Statistics on the gender gap in sports injuries show that the injury rate of female athletes compared to male athletes is generally close when common sports disciplines are taken into account. However, especially with knee injuries, anterior cruciate ligament injuries are more common in women, while injuries in different regions such as shoulders and hips are more common in men. Orthopedics and traumatology specialist Prof. Bombacı said: “Sports injuries are an important issue that affects everyone of all ages, regardless of gender. To ensure the continuity of sports life, it is necessary to be aware and careful, both in the prevention of injuries and in the treatment and afterwards.
THE MAIN FACTORS ANATOMICAL AND BIOLOGICAL DIFFERENCES
Emphasizing the differences between male and female sports injuries, Prof. Dr. Hasan Bombacı stated that female athletes are at higher risk of knee and ankle ligament injuries, especially in the musculoskeletal system of the lower extremities, and continued as follows:
“This result is due to some sex-specific anatomical and biological differences between males and females. During the monthly menstruation of women, depending on the concentration of hormones in the body, there may be loosening of the ligaments, softening and a decrease in the resistance of the tendons. Therefore, women are more prone to injury, especially during some periods of the menstrual cycle.”
“THE BIGGEST CONNECTIONS TO INJURIES ARE IN THE KNEES”
“Although all ligaments are generally affected by the hormonal change in women, the ligament most prone to injury is the anterior cruciate ligament in the knee,” Prof. Dr. Hasan Bombacı said:
“Especially in competitive sports, when performing actions such as sudden stops and turns, in the situation required by infighting, the joints and muscles are put under much more stress. If the ligaments loosen differently than normal, this reduces the joint-holding effect of the ligaments. Against this abnormal load that comes naturally, the risk of damage to the joints and ligaments increases.
ANATOMICAL DIFFERENCES ALSO INCREASE RISK IN WOMEN
According to Prof. Dr. Hasan Bombacı explained the following on the subject:
“Women’s legs, for example, are slightly more turned outwards than men’s legs. This situation, which is related to female biology, is defined as “valgus angulation”. The valgus angle in the knee makes the knee more likely to become unbalanced under abnormal stresses, especially during sudden bends and sudden stops. And this increases the likelihood of damage to the load in that area. For example, when an athlete running in handball approaches the target, he or she applies a greater than normal rotational force to the knee as he jumps up and lands on his leg to shoot. If the athlete has not developed the reflexes to create the necessary activity for these situations, the likelihood of a ligament injury is high. Apart from this, it is claimed that the anterior cruciate ligament is thinner in women than in men due to their anatomy, which is responsible for this situation.

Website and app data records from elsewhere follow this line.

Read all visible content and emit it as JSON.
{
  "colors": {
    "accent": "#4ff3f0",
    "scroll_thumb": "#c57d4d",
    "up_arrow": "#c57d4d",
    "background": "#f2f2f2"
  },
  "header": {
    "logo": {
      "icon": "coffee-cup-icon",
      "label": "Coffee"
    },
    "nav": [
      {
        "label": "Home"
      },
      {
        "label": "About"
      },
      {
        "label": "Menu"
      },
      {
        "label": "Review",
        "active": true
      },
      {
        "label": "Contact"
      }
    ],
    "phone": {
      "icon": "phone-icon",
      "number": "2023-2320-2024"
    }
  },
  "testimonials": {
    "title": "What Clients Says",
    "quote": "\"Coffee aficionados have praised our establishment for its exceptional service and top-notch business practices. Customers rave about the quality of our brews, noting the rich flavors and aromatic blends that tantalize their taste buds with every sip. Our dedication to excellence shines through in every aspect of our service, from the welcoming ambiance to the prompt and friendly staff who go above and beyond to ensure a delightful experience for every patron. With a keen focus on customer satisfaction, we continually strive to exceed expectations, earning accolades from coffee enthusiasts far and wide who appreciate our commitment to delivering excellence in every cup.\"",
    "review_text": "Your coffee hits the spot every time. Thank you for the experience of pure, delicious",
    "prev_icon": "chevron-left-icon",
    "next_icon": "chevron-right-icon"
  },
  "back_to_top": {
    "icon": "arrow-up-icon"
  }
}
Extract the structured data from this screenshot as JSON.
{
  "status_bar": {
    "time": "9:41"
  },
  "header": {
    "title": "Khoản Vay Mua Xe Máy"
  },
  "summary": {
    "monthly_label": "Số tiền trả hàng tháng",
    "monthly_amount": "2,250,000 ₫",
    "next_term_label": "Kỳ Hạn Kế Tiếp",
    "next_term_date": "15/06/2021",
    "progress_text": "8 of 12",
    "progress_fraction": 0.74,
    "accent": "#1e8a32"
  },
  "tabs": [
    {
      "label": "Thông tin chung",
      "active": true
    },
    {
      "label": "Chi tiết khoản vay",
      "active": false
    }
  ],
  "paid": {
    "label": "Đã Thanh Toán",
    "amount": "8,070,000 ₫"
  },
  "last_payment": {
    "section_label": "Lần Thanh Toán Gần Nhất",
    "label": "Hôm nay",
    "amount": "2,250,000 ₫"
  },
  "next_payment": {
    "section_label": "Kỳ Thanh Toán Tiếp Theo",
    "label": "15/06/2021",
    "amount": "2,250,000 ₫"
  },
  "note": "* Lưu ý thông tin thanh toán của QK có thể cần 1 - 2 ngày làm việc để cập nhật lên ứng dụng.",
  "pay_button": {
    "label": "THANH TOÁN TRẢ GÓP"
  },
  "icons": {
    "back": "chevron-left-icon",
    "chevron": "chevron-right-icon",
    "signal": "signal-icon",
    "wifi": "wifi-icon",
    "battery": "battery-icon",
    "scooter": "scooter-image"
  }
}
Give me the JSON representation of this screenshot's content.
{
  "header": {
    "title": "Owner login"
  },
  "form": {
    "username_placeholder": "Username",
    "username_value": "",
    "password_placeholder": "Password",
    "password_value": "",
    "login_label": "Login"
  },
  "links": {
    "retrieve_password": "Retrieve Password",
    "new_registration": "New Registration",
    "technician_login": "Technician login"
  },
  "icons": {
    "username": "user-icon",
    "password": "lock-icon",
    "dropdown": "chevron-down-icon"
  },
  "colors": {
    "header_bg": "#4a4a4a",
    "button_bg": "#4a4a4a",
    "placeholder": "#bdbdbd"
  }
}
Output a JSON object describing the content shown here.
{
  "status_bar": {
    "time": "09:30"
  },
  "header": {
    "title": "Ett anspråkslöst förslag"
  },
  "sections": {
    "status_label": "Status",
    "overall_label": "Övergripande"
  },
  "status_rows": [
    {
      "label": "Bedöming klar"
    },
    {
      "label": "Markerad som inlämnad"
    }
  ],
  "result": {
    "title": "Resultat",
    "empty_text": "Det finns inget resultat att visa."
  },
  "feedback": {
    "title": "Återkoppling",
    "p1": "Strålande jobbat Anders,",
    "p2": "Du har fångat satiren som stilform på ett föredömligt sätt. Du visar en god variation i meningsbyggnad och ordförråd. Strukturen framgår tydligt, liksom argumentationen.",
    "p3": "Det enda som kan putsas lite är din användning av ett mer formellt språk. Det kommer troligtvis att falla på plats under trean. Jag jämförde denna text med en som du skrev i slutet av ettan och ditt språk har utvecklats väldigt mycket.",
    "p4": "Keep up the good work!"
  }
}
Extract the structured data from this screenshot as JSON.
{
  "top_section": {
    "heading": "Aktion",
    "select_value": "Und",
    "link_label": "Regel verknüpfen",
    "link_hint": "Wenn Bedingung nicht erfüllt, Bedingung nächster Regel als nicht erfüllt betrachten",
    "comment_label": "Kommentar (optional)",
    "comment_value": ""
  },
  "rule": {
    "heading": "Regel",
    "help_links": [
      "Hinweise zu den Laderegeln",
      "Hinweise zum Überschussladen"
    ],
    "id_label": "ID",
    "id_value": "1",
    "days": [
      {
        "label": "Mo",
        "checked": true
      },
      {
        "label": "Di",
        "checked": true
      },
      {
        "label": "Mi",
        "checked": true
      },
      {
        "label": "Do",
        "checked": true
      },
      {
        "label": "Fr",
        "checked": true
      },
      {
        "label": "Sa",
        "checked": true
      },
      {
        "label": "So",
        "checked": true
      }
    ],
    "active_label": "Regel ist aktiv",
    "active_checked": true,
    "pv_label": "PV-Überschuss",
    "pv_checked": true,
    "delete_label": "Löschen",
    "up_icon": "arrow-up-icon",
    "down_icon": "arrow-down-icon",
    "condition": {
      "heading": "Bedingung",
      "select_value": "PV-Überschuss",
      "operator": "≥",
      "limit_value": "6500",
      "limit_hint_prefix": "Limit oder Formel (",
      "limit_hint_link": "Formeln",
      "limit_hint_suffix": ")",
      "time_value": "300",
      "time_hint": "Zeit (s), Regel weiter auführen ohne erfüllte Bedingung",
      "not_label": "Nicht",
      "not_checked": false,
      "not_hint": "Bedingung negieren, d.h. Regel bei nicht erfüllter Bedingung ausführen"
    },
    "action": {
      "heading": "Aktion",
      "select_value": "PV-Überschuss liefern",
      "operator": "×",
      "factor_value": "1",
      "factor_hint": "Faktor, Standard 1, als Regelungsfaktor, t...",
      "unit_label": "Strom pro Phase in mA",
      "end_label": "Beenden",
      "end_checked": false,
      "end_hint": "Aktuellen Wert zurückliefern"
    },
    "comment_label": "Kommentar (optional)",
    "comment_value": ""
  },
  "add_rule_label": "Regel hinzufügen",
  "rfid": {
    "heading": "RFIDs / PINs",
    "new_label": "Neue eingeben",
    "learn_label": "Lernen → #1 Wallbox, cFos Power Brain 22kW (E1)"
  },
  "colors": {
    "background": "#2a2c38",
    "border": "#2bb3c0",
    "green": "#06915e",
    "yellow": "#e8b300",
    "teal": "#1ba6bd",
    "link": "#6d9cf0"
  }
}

AMATEUR ATHLETES ALSO SHOULD BE CAREFUL
Stating that injuries are not only a major problem among professional athletes, but also among amateur athletes, Prof. Bombacı stressed the importance of taking precautions and being aware while exercising. However, he stated that amateur athletes are usually not involved in competitive sports and therefore the risk of injury is lower.
HIGH RISK OF PRESCRIPTION IF SUFFICIENT MEASURES ARE NOT TAKEN
prof. Dr. Bomber emphasized that the necessary precautions should only be taken during and after treatment. Prof. Bomber continued:
“Treatment can only return a person to the state they were in before the accident happened. For example, as a result of the most common anterior cruciate ligament injury, 70-80 percent of athletes are able to return to sports and their previous level of performance. However, re-injury is inevitable if an exercise program is not followed to neutralize this disadvantage. In addition, the risk in this case increases even more with the weakness created by the previous injury.
WHAT SHOULD BE DONE TO PROTECT?
Prof. Dr. Hasan Bombacı stated that this gap can be largely closed with proper training techniques and, more importantly, special “proprioception exercises”, saying:
“Special exercise programs are very effective in reducing the risk, but it is also important to know the techniques related to sports. According to the Athlete’s Injury Mechanism Analysis, there are scientific data showing that exercise-based rehabilitation, as well as training in many aspects such as endurance, agility, balance and strengthening, reduces these injuries by 27-45 percent. Potential sports injury risks related to the anatomy and biology of female athletes can be significantly reduced through exercise programs that increase their neuromotor skills. As a result, it has been scientifically proven that the risk of injury in some body parts of female athletes is greater than that of male athletes. However, it is very important to take appropriate precautions during exercise and work with preparatory training techniques specific to the sport. In this way, it may be possible to prevent sports injuries and better manage the treatment process.”